### Exercise prompt
Go line by line through the data and copy those with the word "iConvert".

[Material to process — start]

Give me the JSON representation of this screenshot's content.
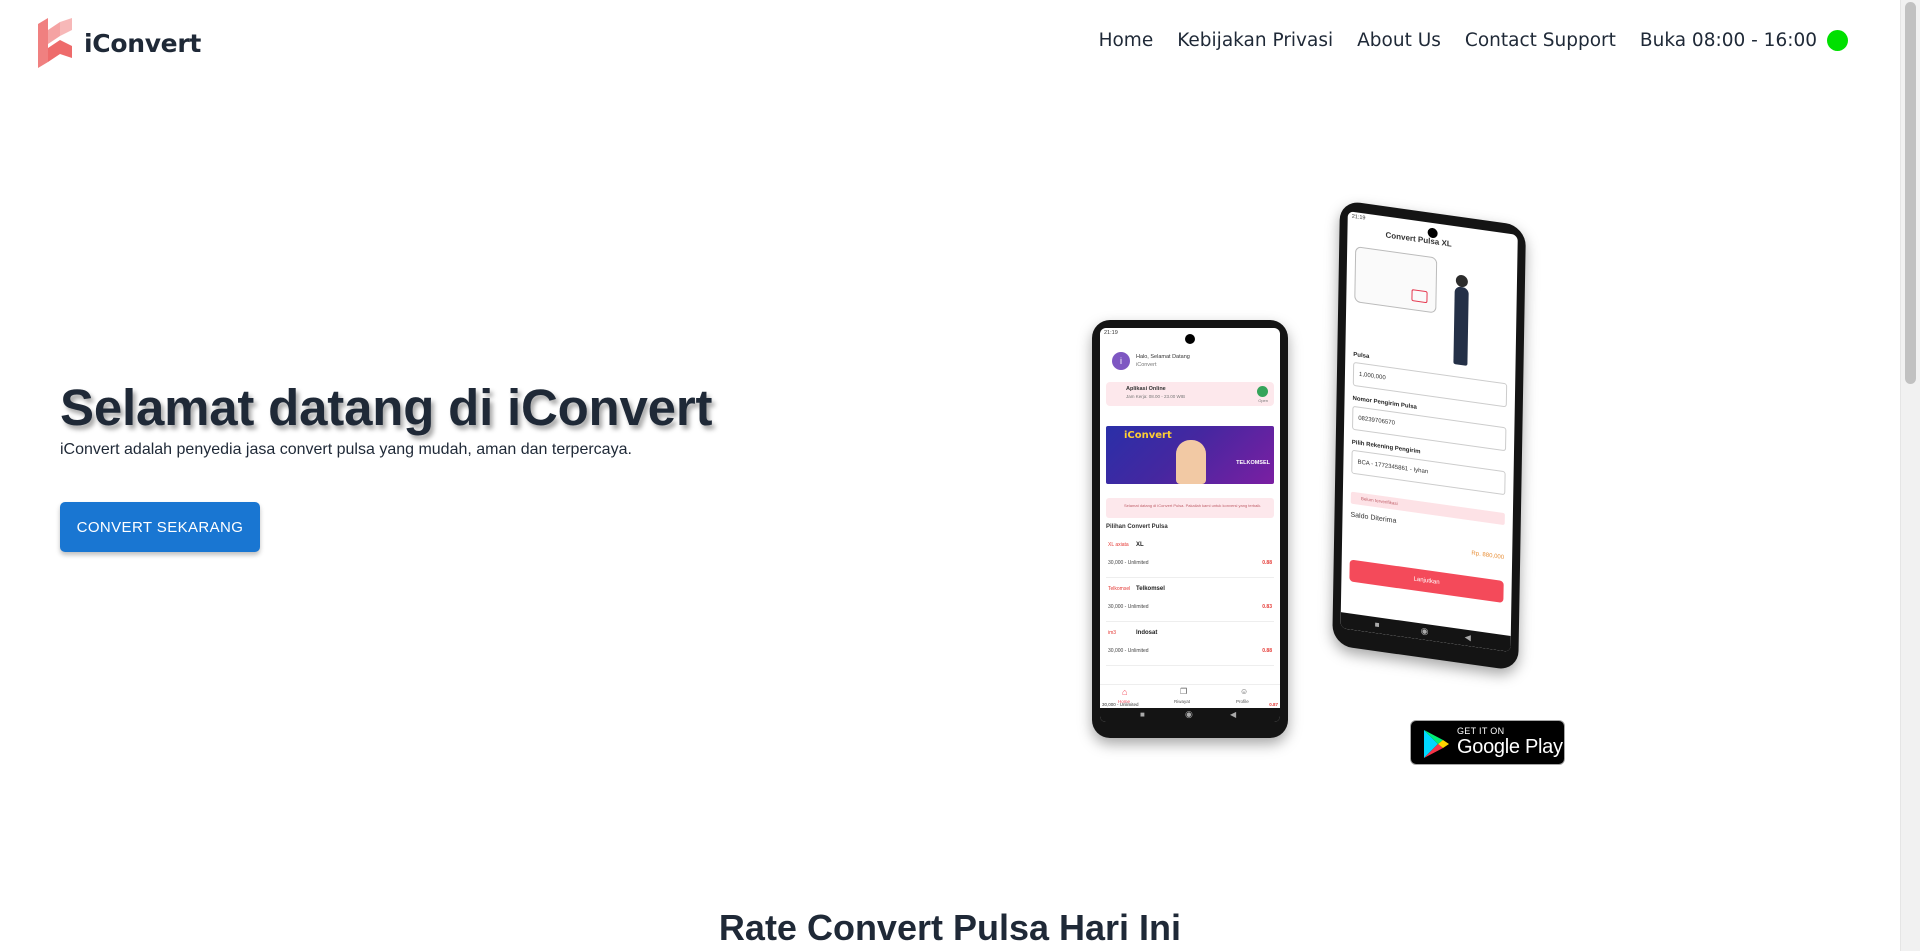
{
  "brand": {
    "name": "iConvert",
    "accent": "#f26d6d"
  },
  "nav": {
    "items": [
      {
        "label": "Home"
      },
      {
        "label": "Kebijakan Privasi"
      },
      {
        "label": "About Us"
      },
      {
        "label": "Contact Support"
      }
    ],
    "hours": "Buka 08:00 - 16:00",
    "status_color": "#00e000"
  },
  "hero": {
    "title": "Selamat datang di iConvert",
    "subtitle": "iConvert adalah penyedia jasa convert pulsa yang mudah, aman dan terpercaya.",
    "cta_label": "CONVERT SEKARANG",
    "cta_color": "#1976d2"
  },
  "phone1": {
    "time": "21:19",
    "greeting": "Halo, Selamat Datang",
    "username": "iConvert",
    "avatar_letter": "i",
    "online_title": "Aplikasi Online",
    "online_hours": "Jam Kerja: 08.00 - 23.00 WIB",
    "online_badge": "Open",
    "banner_title": "iConvert",
    "banner_tel": "TELKOMSEL",
    "notice": "Selamat datang di iConvert Pulsa. Pakailah kami untuk konversi yang terbaik.",
    "list_title": "Pilihan Convert Pulsa",
    "providers": [
      {
        "brand": "XL axiata",
        "name": "XL",
        "range": "30,000 - Unlimited",
        "rate": "0.88"
      },
      {
        "brand": "Telkomsel",
        "name": "Telkomsel",
        "range": "30,000 - Unlimited",
        "rate": "0.83"
      },
      {
        "brand": "im3",
        "name": "Indosat",
        "range": "30,000 - Unlimited",
        "rate": "0.88"
      }
    ],
    "peek_range": "30,000 - Unlimited",
    "peek_rate": "0.87",
    "bottom_nav": [
      "Home",
      "Riwayat",
      "Profile"
    ]
  },
  "phone2": {
    "time": "21:19",
    "title": "Convert Pulsa XL",
    "pulsa_label": "Pulsa",
    "pulsa_value": "1,000,000",
    "sender_label": "Nomor Pengirim Pulsa",
    "sender_value": "08239706570",
    "account_label": "Pilih Rekening Pengirim",
    "account_value": "BCA - 1772345861 - Iyhan",
    "status_text": "Belum terverifikasi",
    "saldo_label": "Saldo Diterima",
    "saldo_value": "Rp. 880,000",
    "submit_label": "Lanjutkan"
  },
  "store_badge": {
    "line1": "GET IT ON",
    "line2": "Google Play"
  },
  "section": {
    "title": "Rate Convert Pulsa Hari Ini"
  }
}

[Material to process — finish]

### The completed task
    "name": "iConvert",
    "title": "Selamat datang di iConvert",
    "subtitle": "iConvert adalah penyedia jasa convert pulsa yang mudah, aman dan terpercaya.",
    "username": "iConvert",
    "banner_title": "iConvert",
    "notice": "Selamat datang di iConvert Pulsa. Pakailah kami untuk konversi yang terbaik.",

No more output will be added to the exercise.